You might want to convey the essence of what your business does, reflect the particular market segment you aim to serve, create a unique look for your company, establish a distinctive brand image, attract positive attention and express your own individuality, among other objectives.

The vertical format you see here is used for our business cards. The horizontal version is utilized for the web site because it is better suited to the layout. Now, to the origin of our logo.

Santa Chiara, a Provencal Gothic cathedral in Naples Italy, was built in 1313 -1340 by Spanish Queen Sancia di Maiorca and her husband, the King of Naples, Roberto d’Angio.  The Monastery housed Franciscan Order monks, while the adjacent Convent was home to Clarissine nuns. 


An interior courtyard, the Maiolica Cloister, housed fruit trees, vegetables and herbs once grown by resident monks. The cloister is a sacred space; quiet and restful where the brotherhood of monks retreated to care for their gardens, for solitude and prayer. 

During a renovation between 1739 and 1742, Architect Antonio Vaccaro designed a magical tile garden. Brightly glazed maiolica tiles decorated with lemons, grapes, pomegranates and figs mix with allegorical scenes depicting 18th century life in Italy. The tiles were handcrafted by tile artisans Donato and Guiseppe Massa, owners of a Neapolitan ceramic workshop dated to the Middle Ages.

Benches and octagonal columns clad in maiolica tiles support grape vine trellis over-head. It’s an enchanting place, hidden away from the noisy city streets of Naples.  


Anthony Bogo spent his childhood in this place. He was an altar boy at Santa Chiara. It was in this whimsical garden that he captured brief glimpses of the colorful hand-made tiles as monks ushered the choir boys from one part of the church grounds to another. As a kid, he wondered about how the tiles were made, about the people that made them, what were their names.

He was fascinated with paintings made from colored, liquid glass in wildly brilliant hues and the scenes of everyday life in Italy, preserved indefinitely, long before the advent of photography. His account of it dwells in the wonder he felt about the place as a child.

These images stayed with him long after he left Italy. It was the memory of the maiolica tile garden that moved him when he deliberately chose the ceramic tile industry for his life’s work.

The photo of the individual tile was shot by Lisa during a visit to Santa Chiara.

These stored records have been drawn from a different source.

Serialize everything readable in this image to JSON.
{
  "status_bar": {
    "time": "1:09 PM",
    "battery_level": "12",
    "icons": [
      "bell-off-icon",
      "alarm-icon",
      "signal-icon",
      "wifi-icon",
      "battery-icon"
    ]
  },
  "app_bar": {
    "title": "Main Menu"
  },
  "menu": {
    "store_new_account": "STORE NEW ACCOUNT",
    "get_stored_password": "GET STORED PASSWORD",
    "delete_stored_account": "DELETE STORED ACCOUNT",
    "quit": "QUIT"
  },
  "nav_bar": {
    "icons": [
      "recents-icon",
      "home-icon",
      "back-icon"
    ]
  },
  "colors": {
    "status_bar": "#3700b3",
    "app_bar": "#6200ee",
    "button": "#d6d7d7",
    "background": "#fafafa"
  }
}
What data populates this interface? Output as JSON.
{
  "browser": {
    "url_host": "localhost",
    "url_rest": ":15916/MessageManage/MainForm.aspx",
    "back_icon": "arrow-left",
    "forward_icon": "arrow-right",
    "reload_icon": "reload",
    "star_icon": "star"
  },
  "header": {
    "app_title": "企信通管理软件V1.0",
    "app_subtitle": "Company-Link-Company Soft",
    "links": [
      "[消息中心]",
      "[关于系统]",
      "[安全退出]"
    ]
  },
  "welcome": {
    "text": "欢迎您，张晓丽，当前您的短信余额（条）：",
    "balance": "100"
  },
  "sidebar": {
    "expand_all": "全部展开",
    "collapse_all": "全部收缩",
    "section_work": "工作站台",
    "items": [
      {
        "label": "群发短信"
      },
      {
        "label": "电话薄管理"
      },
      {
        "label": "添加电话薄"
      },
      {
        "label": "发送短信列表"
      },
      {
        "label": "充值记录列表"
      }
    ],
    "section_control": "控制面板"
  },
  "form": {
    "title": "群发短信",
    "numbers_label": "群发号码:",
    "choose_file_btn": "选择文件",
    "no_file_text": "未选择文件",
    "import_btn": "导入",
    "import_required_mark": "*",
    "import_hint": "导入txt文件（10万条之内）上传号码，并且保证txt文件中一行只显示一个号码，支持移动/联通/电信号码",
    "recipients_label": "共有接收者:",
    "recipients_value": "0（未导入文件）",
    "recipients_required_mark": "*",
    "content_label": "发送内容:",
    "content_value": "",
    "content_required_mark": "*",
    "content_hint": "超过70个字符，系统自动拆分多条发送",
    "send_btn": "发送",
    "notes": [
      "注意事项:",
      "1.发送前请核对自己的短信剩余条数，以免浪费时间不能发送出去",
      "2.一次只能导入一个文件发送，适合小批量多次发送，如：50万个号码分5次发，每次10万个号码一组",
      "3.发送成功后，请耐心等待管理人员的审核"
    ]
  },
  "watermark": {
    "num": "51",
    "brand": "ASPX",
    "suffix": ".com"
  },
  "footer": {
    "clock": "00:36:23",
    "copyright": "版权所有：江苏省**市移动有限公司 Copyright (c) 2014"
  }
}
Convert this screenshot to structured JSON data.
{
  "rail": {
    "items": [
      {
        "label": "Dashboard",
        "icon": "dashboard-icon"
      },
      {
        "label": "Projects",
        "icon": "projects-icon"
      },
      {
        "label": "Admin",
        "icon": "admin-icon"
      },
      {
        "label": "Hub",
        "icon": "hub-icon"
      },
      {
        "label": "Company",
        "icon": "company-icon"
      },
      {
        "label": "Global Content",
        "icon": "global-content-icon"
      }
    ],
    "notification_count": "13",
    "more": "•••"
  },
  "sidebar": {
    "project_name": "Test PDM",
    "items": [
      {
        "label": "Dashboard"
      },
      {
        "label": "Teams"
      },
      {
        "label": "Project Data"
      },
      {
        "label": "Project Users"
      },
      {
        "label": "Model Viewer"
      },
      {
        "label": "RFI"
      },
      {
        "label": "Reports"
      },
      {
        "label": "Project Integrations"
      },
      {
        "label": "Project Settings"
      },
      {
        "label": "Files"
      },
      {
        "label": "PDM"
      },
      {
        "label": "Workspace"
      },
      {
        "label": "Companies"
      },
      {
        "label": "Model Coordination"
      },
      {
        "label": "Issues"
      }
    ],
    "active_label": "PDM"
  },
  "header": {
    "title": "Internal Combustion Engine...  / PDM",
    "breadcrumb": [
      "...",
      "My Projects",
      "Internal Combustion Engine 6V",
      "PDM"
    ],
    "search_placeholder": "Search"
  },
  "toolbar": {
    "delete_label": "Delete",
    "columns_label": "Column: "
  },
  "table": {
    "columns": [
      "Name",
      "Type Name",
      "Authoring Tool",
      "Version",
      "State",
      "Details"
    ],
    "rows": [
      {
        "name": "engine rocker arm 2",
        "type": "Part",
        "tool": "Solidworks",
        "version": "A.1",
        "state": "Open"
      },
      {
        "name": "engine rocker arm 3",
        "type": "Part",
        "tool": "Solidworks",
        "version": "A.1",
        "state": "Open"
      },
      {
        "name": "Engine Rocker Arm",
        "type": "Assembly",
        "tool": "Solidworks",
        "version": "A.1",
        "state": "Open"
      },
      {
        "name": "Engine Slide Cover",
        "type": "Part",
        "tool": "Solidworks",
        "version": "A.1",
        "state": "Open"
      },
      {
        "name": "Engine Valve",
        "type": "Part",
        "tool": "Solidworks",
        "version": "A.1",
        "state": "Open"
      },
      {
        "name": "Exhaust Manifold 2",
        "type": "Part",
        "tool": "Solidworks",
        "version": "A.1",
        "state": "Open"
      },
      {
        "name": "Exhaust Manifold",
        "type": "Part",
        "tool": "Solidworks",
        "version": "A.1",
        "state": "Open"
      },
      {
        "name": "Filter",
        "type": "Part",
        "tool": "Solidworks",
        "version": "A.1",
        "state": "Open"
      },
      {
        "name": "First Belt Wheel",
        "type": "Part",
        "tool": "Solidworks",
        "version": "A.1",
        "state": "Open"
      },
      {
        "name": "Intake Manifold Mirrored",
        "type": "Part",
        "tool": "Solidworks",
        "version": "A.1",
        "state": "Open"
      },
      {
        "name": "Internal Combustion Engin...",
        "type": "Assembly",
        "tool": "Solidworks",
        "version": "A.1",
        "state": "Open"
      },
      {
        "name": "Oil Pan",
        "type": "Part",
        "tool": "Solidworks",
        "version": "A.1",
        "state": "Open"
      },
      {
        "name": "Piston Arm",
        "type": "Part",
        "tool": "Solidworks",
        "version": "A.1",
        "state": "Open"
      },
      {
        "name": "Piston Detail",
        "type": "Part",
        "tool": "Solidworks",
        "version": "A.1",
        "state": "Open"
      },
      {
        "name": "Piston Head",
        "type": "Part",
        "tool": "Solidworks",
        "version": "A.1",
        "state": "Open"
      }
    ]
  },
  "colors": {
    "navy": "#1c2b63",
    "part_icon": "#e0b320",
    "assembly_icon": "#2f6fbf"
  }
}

Measuring 8x8 inches, it is one of the tiles on the left column in the photo seen here. In Photoshop, grout lines were added to make it look like four tiles. This added detail made it more effective a graphic element in the logo. 

Josh Unger